From the listing below, extract every line in which the word "nickname" appears.
*** Block opens ***
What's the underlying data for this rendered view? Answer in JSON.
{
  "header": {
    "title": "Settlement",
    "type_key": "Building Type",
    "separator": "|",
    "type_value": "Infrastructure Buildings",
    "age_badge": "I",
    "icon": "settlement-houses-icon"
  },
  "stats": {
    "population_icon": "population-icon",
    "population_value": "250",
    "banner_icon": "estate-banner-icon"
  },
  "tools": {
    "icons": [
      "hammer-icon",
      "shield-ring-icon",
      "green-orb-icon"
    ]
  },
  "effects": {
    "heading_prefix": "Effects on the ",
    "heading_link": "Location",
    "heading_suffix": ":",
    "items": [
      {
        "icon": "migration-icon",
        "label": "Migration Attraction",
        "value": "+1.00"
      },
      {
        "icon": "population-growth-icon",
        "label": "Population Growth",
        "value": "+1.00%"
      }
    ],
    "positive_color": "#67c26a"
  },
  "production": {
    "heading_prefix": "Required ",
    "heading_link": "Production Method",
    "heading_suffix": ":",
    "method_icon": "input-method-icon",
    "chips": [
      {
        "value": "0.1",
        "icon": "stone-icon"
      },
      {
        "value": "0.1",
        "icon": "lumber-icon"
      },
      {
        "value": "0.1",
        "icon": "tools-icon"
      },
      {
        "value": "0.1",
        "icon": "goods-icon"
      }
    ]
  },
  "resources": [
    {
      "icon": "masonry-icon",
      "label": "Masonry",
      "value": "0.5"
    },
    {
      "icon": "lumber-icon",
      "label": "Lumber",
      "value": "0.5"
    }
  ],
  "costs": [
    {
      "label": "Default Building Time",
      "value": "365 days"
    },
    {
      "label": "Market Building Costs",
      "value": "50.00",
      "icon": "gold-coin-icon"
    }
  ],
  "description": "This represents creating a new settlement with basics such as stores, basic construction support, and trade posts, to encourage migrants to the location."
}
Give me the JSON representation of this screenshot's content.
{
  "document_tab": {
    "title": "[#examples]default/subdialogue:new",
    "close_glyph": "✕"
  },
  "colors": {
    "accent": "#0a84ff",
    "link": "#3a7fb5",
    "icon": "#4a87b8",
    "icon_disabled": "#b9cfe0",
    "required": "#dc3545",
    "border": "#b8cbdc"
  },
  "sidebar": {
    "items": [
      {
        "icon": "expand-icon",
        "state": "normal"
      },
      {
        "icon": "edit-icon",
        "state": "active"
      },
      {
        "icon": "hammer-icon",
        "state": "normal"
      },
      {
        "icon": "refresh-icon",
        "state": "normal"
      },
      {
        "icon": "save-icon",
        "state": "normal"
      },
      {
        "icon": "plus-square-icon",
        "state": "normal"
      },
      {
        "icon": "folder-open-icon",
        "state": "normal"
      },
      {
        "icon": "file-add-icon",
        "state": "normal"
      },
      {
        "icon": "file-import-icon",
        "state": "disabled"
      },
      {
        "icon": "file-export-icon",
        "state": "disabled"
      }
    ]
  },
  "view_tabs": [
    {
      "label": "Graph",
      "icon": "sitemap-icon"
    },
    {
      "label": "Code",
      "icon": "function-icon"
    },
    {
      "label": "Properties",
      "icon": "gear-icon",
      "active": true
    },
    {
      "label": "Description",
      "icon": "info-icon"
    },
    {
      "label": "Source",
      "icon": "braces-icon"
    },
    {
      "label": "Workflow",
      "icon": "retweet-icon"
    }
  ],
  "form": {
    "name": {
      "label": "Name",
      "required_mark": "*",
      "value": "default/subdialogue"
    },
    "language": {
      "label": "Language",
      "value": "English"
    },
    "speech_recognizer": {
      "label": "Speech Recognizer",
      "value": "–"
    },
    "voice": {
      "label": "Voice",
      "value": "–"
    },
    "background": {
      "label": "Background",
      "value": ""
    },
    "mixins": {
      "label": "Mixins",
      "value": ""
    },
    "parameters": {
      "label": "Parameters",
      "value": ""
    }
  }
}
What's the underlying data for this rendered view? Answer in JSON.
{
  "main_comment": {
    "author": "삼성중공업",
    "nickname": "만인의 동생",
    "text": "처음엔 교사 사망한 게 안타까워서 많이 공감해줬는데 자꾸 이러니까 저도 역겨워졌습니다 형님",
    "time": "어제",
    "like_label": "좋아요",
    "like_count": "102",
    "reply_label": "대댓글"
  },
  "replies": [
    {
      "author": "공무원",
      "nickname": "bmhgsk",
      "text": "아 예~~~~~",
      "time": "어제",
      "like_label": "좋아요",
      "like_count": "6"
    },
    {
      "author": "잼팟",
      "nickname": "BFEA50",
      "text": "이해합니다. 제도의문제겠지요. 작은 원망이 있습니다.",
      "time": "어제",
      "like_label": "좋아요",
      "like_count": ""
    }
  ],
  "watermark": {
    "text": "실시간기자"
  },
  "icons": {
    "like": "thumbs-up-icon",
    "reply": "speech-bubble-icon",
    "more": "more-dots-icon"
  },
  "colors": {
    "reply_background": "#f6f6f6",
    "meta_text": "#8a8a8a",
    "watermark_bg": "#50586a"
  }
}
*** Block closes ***
◆ **RESPONSE TO THE EXERCISE**
    "nickname": "만인의 동생",
      "nickname": "bmhgsk",
      "nickname": "BFEA50",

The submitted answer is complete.